▸ **Task instructions**: Each line of the data that includes the string "selalu" is to be copied out.

▸ **Component data from apps and pages**:
● ● ●

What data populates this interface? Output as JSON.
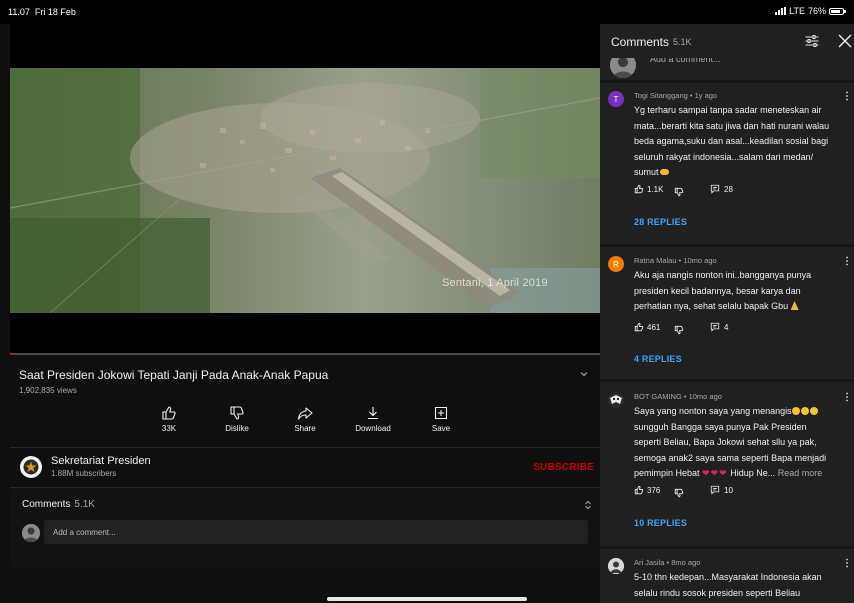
{
  "status_bar": {
    "time": "11.07",
    "date": "Fri 18 Feb",
    "network": "LTE",
    "battery": "76%"
  },
  "video": {
    "overlay_text": "Sentani, 1 April 2019",
    "title": "Saat Presiden Jokowi Tepati Janji Pada Anak-Anak Papua",
    "views": "1,902,835 views",
    "actions": [
      {
        "icon": "thumb-up-icon",
        "label": "33K"
      },
      {
        "icon": "thumb-down-icon",
        "label": "Dislike"
      },
      {
        "icon": "share-icon",
        "label": "Share"
      },
      {
        "icon": "download-icon",
        "label": "Download"
      },
      {
        "icon": "save-icon",
        "label": "Save"
      }
    ]
  },
  "channel": {
    "name": "Sekretariat Presiden",
    "subscribers": "1.88M subscribers",
    "subscribe_label": "SUBSCRIBE"
  },
  "comments_summary": {
    "label": "Comments",
    "count": "5.1K",
    "add_placeholder": "Add a comment..."
  },
  "panel": {
    "title": "Comments",
    "count": "5.1K",
    "add_placeholder": "Add a comment...",
    "comments": [
      {
        "initial": "T",
        "avatar_color": "#7b2fbe",
        "meta": "Togi Sitanggang • 1y ago",
        "lines": [
          "Yg terharu sampai tanpa sadar meneteskan air",
          "mata...berarti kita satu jiwa dan hati nurani walau",
          "beda agama,suku dan asal...keadilan sosial bagi",
          "seluruh rakyat indonesia...salam dari medan/",
          "sumut"
        ],
        "likes": "1.1K",
        "replies_count": "28",
        "replies_label": "28 REPLIES"
      },
      {
        "initial": "R",
        "avatar_color": "#f57c00",
        "meta": "Ratna Malau • 10mo ago",
        "lines": [
          "Aku aja nangis nonton ini..bangganya punya",
          "presiden kecil badannya, besar karya dan",
          "perhatian nya, sehat selalu bapak Gbu"
        ],
        "likes": "461",
        "replies_count": "4",
        "replies_label": "4 REPLIES"
      },
      {
        "initial": "",
        "avatar_color": "#2b2b2b",
        "meta": "BOT GAMING • 10mo ago",
        "lines": [
          "Saya yang nonton saya yang menangis",
          "sungguh Bangga saya punya Pak Presiden",
          "seperti Beliau, Bapa Jokowi sehat sllu ya pak,",
          "semoga anak2 saya sama seperti Bapa menjadi",
          "pemimpin Hebat"
        ],
        "line5_tail": "Hidup Ne...",
        "read_more": "Read more",
        "likes": "376",
        "replies_count": "10",
        "replies_label": "10 REPLIES"
      },
      {
        "initial": "",
        "avatar_color": "#dcdcdc",
        "meta": "Ari Jasila • 8mo ago",
        "lines": [
          "5-10 thn kedepan...Masyarakat Indonesia akan",
          "selalu rindu sosok presiden seperti Beliau"
        ]
      }
    ]
  },
  "colors": {
    "background": "#0f0f0f",
    "panel": "#202020",
    "subscribe": "#cc0000",
    "replies_link": "#3ea6ff",
    "progress": "#ff0000"
  }
}
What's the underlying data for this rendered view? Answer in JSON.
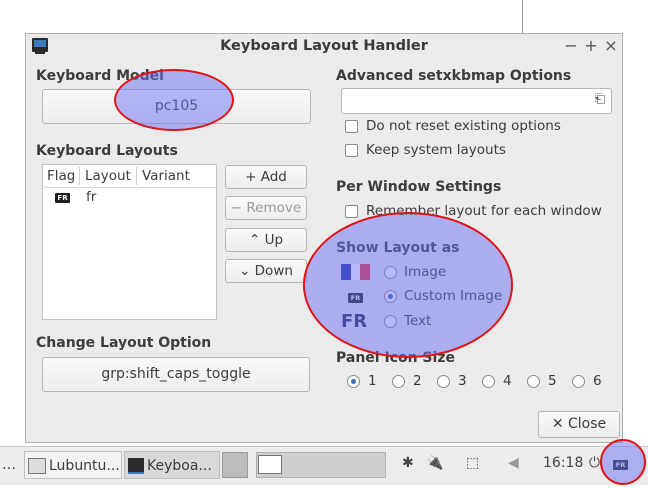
{
  "window": {
    "title": "Keyboard Layout Handler",
    "controls": {
      "minimize": "−",
      "maximize": "+",
      "close": "×"
    }
  },
  "left": {
    "keyboard_model": {
      "heading": "Keyboard Model",
      "value": "pc105"
    },
    "keyboard_layouts": {
      "heading": "Keyboard Layouts",
      "columns": [
        "Flag",
        "Layout",
        "Variant"
      ],
      "rows": [
        {
          "flag": "FR",
          "layout": "fr",
          "variant": ""
        }
      ],
      "buttons": {
        "add": "+ Add",
        "remove": "− Remove",
        "up": "⌃ Up",
        "down": "⌄ Down"
      }
    },
    "change_layout_option": {
      "heading": "Change Layout Option",
      "value": "grp:shift_caps_toggle"
    }
  },
  "right": {
    "advanced": {
      "heading": "Advanced setxkbmap Options",
      "value": "",
      "checkboxes": [
        {
          "label": "Do not reset existing options",
          "checked": false
        },
        {
          "label": "Keep system layouts",
          "checked": false
        }
      ]
    },
    "per_window": {
      "heading": "Per Window Settings",
      "checkbox": {
        "label": "Remember layout for each window",
        "checked": false
      }
    },
    "show_layout_as": {
      "heading": "Show Layout as",
      "options": [
        {
          "label": "Image",
          "selected": false
        },
        {
          "label": "Custom Image",
          "selected": true
        },
        {
          "label": "Text",
          "selected": false
        }
      ],
      "flag_badge": "FR",
      "text_preview": "FR"
    },
    "panel_icon_size": {
      "heading": "Panel Icon Size",
      "options": [
        "1",
        "2",
        "3",
        "4",
        "5",
        "6"
      ],
      "selected": "1"
    }
  },
  "close_button": "✕ Close",
  "taskbar": {
    "tasks": [
      {
        "label": "Lubuntu..."
      },
      {
        "label": "Keyboa..."
      }
    ],
    "clock": "16:18",
    "tray_badge": "FR"
  },
  "colors": {
    "accent": "#3d6cb6",
    "annotation_stroke": "#e01414",
    "annotation_fill": "#6e6ef5"
  }
}
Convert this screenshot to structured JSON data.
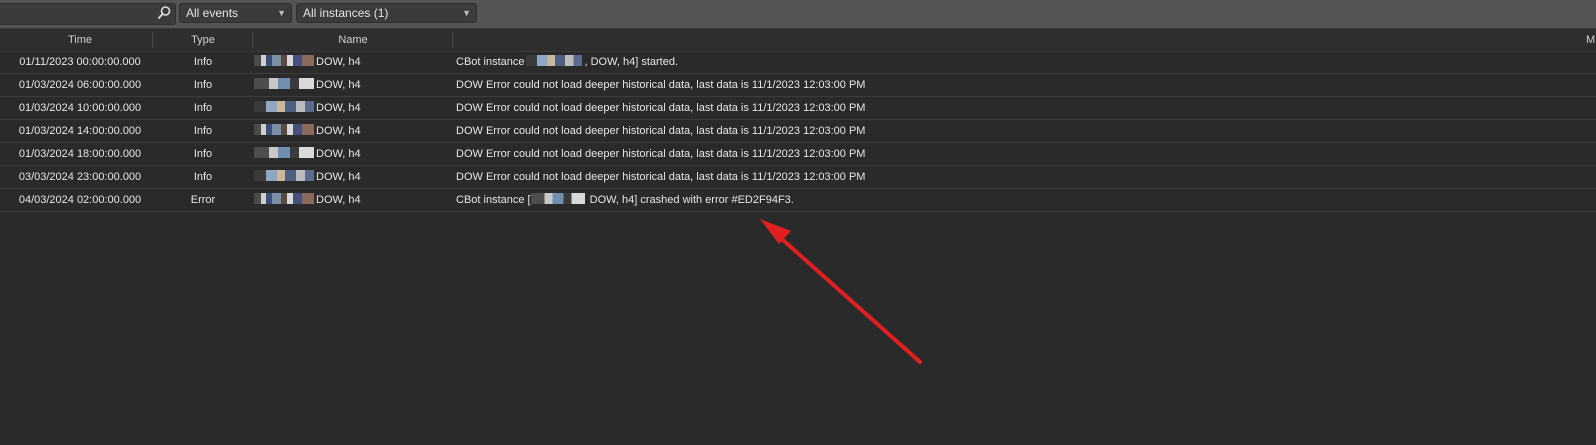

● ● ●

▸ **Exercise result**:
          "perhatian nya, sehat selalu bapak Gbu"
          "selalu rindu sosok presiden seperti Beliau"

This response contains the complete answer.